*** Opening of Provided records ***
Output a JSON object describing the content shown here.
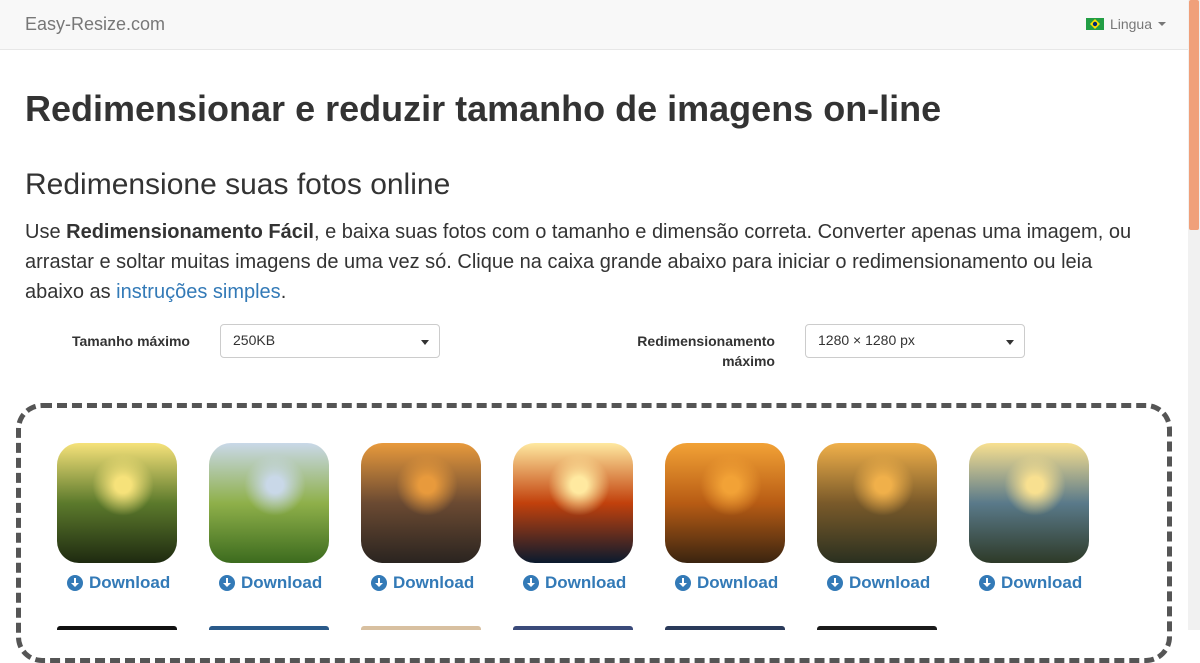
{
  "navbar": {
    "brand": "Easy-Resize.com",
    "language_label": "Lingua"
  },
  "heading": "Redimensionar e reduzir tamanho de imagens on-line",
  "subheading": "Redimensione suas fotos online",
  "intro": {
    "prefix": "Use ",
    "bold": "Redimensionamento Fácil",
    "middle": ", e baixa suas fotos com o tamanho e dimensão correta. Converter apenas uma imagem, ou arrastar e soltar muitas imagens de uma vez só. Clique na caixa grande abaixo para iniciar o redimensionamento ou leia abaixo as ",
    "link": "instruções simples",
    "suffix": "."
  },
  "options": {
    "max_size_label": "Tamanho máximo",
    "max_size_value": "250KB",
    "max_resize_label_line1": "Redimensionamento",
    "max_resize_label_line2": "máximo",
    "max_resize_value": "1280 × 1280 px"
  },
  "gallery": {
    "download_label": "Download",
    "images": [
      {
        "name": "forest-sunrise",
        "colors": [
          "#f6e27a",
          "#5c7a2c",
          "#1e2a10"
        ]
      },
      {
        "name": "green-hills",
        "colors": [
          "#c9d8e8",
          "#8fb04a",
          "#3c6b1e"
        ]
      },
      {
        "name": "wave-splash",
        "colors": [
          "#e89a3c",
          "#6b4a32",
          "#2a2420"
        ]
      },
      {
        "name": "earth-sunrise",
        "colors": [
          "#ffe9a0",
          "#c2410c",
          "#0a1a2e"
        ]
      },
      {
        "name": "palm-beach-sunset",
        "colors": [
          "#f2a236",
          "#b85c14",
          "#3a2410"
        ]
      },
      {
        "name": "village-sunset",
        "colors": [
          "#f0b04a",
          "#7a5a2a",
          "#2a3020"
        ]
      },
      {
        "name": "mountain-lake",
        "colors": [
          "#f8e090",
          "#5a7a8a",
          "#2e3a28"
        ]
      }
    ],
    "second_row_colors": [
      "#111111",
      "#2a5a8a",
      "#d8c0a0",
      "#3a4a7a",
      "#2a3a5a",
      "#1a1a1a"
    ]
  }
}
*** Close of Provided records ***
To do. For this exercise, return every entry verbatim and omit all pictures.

Result for this exercise.
Output a JSON object describing the content shown here.
{
  "navbar": {
    "brand": "Easy-Resize.com",
    "language_label": "Lingua"
  },
  "heading": "Redimensionar e reduzir tamanho de imagens on-line",
  "subheading": "Redimensione suas fotos online",
  "intro": {
    "prefix": "Use ",
    "bold": "Redimensionamento Fácil",
    "middle": ", e baixa suas fotos com o tamanho e dimensão correta. Converter apenas uma imagem, ou arrastar e soltar muitas imagens de uma vez só. Clique na caixa grande abaixo para iniciar o redimensionamento ou leia abaixo as ",
    "link": "instruções simples",
    "suffix": "."
  },
  "options": {
    "max_size_label": "Tamanho máximo",
    "max_size_value": "250KB",
    "max_resize_label_line1": "Redimensionamento",
    "max_resize_label_line2": "máximo",
    "max_resize_value": "1280 × 1280 px"
  },
  "gallery": {
    "download_label": "Download",
    "images": [
      {
        "name": "forest-sunrise",
        "colors": [
          "#f6e27a",
          "#5c7a2c",
          "#1e2a10"
        ]
      },
      {
        "name": "green-hills",
        "colors": [
          "#c9d8e8",
          "#8fb04a",
          "#3c6b1e"
        ]
      },
      {
        "name": "wave-splash",
        "colors": [
          "#e89a3c",
          "#6b4a32",
          "#2a2420"
        ]
      },
      {
        "name": "earth-sunrise",
        "colors": [
          "#ffe9a0",
          "#c2410c",
          "#0a1a2e"
        ]
      },
      {
        "name": "palm-beach-sunset",
        "colors": [
          "#f2a236",
          "#b85c14",
          "#3a2410"
        ]
      },
      {
        "name": "village-sunset",
        "colors": [
          "#f0b04a",
          "#7a5a2a",
          "#2a3020"
        ]
      },
      {
        "name": "mountain-lake",
        "colors": [
          "#f8e090",
          "#5a7a8a",
          "#2e3a28"
        ]
      }
    ],
    "second_row_colors": [
      "#111111",
      "#2a5a8a",
      "#d8c0a0",
      "#3a4a7a",
      "#2a3a5a",
      "#1a1a1a"
    ]
  }
}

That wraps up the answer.